TASK TO CARRY OUT -
An exact reproduction of the entries is needed. Keep all pictures out of it.

Items from an interface collection
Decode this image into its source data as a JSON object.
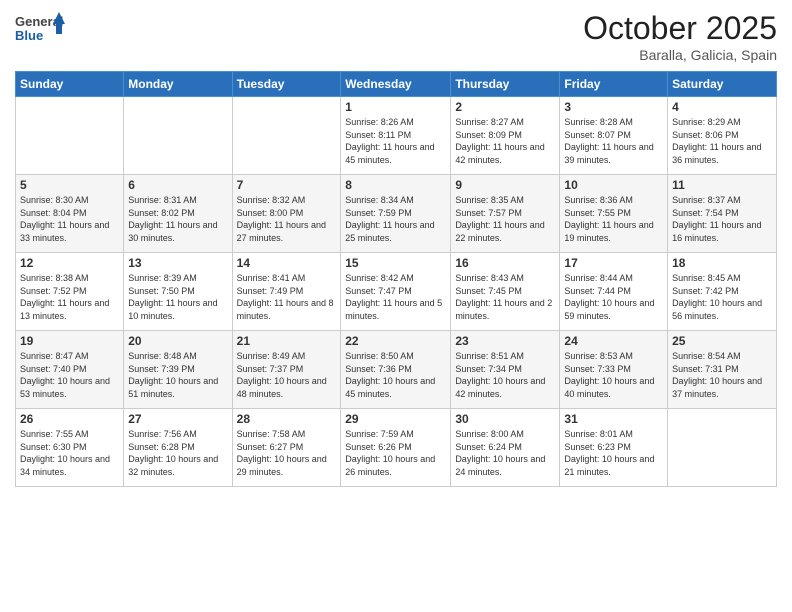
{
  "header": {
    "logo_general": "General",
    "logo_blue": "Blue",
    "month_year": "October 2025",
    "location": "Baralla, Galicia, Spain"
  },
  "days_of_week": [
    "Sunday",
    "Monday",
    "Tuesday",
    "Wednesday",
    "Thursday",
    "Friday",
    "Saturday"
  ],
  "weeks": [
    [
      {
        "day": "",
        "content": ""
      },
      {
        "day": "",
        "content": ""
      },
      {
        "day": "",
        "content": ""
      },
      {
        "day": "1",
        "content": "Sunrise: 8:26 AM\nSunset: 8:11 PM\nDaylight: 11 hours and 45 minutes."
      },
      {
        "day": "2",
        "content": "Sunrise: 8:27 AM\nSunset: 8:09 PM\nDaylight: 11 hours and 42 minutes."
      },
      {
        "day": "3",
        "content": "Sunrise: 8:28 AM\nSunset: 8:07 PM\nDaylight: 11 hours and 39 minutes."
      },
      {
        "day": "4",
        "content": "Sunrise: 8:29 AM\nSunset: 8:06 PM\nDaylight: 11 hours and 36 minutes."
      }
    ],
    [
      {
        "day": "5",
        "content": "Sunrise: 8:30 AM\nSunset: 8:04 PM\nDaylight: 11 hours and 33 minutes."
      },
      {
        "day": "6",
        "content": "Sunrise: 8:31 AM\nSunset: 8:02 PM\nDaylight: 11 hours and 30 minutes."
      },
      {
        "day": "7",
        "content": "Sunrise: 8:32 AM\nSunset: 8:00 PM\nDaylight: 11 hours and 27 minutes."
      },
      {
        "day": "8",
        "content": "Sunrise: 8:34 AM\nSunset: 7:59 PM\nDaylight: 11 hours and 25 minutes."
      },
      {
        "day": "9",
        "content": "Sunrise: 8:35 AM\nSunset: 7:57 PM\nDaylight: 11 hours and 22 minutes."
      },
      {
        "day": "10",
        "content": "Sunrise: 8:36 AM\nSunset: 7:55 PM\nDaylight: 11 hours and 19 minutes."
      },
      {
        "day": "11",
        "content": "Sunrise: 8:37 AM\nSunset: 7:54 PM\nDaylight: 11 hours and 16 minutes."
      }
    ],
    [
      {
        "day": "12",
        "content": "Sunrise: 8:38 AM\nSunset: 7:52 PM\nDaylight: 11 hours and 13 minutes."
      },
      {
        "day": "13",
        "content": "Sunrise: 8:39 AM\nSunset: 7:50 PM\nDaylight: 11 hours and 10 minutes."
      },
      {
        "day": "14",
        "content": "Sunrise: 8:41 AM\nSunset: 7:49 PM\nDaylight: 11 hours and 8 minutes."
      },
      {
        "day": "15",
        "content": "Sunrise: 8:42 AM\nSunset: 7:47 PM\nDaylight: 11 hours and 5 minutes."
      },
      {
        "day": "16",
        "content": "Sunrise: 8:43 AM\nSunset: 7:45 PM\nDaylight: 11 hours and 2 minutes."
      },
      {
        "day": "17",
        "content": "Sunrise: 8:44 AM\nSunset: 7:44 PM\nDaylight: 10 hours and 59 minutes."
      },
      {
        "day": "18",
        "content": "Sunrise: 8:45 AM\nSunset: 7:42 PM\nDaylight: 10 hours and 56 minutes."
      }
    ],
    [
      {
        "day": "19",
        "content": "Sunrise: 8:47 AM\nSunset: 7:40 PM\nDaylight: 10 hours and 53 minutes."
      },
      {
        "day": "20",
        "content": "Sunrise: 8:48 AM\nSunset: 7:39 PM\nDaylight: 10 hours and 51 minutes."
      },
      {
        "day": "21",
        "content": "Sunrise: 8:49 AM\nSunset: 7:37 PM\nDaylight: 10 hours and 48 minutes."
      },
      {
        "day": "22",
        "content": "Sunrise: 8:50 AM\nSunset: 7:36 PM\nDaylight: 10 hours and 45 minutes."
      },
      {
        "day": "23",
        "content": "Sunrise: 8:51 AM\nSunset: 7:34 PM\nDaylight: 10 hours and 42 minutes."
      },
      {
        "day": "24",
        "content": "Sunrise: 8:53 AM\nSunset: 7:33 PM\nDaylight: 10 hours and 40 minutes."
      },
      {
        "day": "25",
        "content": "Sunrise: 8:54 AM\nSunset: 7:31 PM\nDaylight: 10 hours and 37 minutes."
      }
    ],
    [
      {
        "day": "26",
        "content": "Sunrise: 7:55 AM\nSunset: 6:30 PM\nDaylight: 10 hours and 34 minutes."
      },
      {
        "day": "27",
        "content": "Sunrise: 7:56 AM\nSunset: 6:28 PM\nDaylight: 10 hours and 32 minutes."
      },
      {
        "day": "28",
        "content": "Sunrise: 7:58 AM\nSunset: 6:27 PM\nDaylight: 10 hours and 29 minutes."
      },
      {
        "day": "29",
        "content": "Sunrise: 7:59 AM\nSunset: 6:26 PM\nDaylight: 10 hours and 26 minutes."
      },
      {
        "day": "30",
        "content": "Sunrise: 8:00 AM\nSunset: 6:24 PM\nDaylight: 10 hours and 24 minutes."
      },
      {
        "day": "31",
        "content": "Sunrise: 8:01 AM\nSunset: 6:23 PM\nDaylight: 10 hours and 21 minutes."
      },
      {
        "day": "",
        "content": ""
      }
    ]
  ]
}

ANSWER TO THIS PROBLEM -
Decode this image into its source data as a JSON object.
{
  "header": {
    "logo_general": "General",
    "logo_blue": "Blue",
    "month_year": "October 2025",
    "location": "Baralla, Galicia, Spain"
  },
  "days_of_week": [
    "Sunday",
    "Monday",
    "Tuesday",
    "Wednesday",
    "Thursday",
    "Friday",
    "Saturday"
  ],
  "weeks": [
    [
      {
        "day": "",
        "content": ""
      },
      {
        "day": "",
        "content": ""
      },
      {
        "day": "",
        "content": ""
      },
      {
        "day": "1",
        "content": "Sunrise: 8:26 AM\nSunset: 8:11 PM\nDaylight: 11 hours and 45 minutes."
      },
      {
        "day": "2",
        "content": "Sunrise: 8:27 AM\nSunset: 8:09 PM\nDaylight: 11 hours and 42 minutes."
      },
      {
        "day": "3",
        "content": "Sunrise: 8:28 AM\nSunset: 8:07 PM\nDaylight: 11 hours and 39 minutes."
      },
      {
        "day": "4",
        "content": "Sunrise: 8:29 AM\nSunset: 8:06 PM\nDaylight: 11 hours and 36 minutes."
      }
    ],
    [
      {
        "day": "5",
        "content": "Sunrise: 8:30 AM\nSunset: 8:04 PM\nDaylight: 11 hours and 33 minutes."
      },
      {
        "day": "6",
        "content": "Sunrise: 8:31 AM\nSunset: 8:02 PM\nDaylight: 11 hours and 30 minutes."
      },
      {
        "day": "7",
        "content": "Sunrise: 8:32 AM\nSunset: 8:00 PM\nDaylight: 11 hours and 27 minutes."
      },
      {
        "day": "8",
        "content": "Sunrise: 8:34 AM\nSunset: 7:59 PM\nDaylight: 11 hours and 25 minutes."
      },
      {
        "day": "9",
        "content": "Sunrise: 8:35 AM\nSunset: 7:57 PM\nDaylight: 11 hours and 22 minutes."
      },
      {
        "day": "10",
        "content": "Sunrise: 8:36 AM\nSunset: 7:55 PM\nDaylight: 11 hours and 19 minutes."
      },
      {
        "day": "11",
        "content": "Sunrise: 8:37 AM\nSunset: 7:54 PM\nDaylight: 11 hours and 16 minutes."
      }
    ],
    [
      {
        "day": "12",
        "content": "Sunrise: 8:38 AM\nSunset: 7:52 PM\nDaylight: 11 hours and 13 minutes."
      },
      {
        "day": "13",
        "content": "Sunrise: 8:39 AM\nSunset: 7:50 PM\nDaylight: 11 hours and 10 minutes."
      },
      {
        "day": "14",
        "content": "Sunrise: 8:41 AM\nSunset: 7:49 PM\nDaylight: 11 hours and 8 minutes."
      },
      {
        "day": "15",
        "content": "Sunrise: 8:42 AM\nSunset: 7:47 PM\nDaylight: 11 hours and 5 minutes."
      },
      {
        "day": "16",
        "content": "Sunrise: 8:43 AM\nSunset: 7:45 PM\nDaylight: 11 hours and 2 minutes."
      },
      {
        "day": "17",
        "content": "Sunrise: 8:44 AM\nSunset: 7:44 PM\nDaylight: 10 hours and 59 minutes."
      },
      {
        "day": "18",
        "content": "Sunrise: 8:45 AM\nSunset: 7:42 PM\nDaylight: 10 hours and 56 minutes."
      }
    ],
    [
      {
        "day": "19",
        "content": "Sunrise: 8:47 AM\nSunset: 7:40 PM\nDaylight: 10 hours and 53 minutes."
      },
      {
        "day": "20",
        "content": "Sunrise: 8:48 AM\nSunset: 7:39 PM\nDaylight: 10 hours and 51 minutes."
      },
      {
        "day": "21",
        "content": "Sunrise: 8:49 AM\nSunset: 7:37 PM\nDaylight: 10 hours and 48 minutes."
      },
      {
        "day": "22",
        "content": "Sunrise: 8:50 AM\nSunset: 7:36 PM\nDaylight: 10 hours and 45 minutes."
      },
      {
        "day": "23",
        "content": "Sunrise: 8:51 AM\nSunset: 7:34 PM\nDaylight: 10 hours and 42 minutes."
      },
      {
        "day": "24",
        "content": "Sunrise: 8:53 AM\nSunset: 7:33 PM\nDaylight: 10 hours and 40 minutes."
      },
      {
        "day": "25",
        "content": "Sunrise: 8:54 AM\nSunset: 7:31 PM\nDaylight: 10 hours and 37 minutes."
      }
    ],
    [
      {
        "day": "26",
        "content": "Sunrise: 7:55 AM\nSunset: 6:30 PM\nDaylight: 10 hours and 34 minutes."
      },
      {
        "day": "27",
        "content": "Sunrise: 7:56 AM\nSunset: 6:28 PM\nDaylight: 10 hours and 32 minutes."
      },
      {
        "day": "28",
        "content": "Sunrise: 7:58 AM\nSunset: 6:27 PM\nDaylight: 10 hours and 29 minutes."
      },
      {
        "day": "29",
        "content": "Sunrise: 7:59 AM\nSunset: 6:26 PM\nDaylight: 10 hours and 26 minutes."
      },
      {
        "day": "30",
        "content": "Sunrise: 8:00 AM\nSunset: 6:24 PM\nDaylight: 10 hours and 24 minutes."
      },
      {
        "day": "31",
        "content": "Sunrise: 8:01 AM\nSunset: 6:23 PM\nDaylight: 10 hours and 21 minutes."
      },
      {
        "day": "",
        "content": ""
      }
    ]
  ]
}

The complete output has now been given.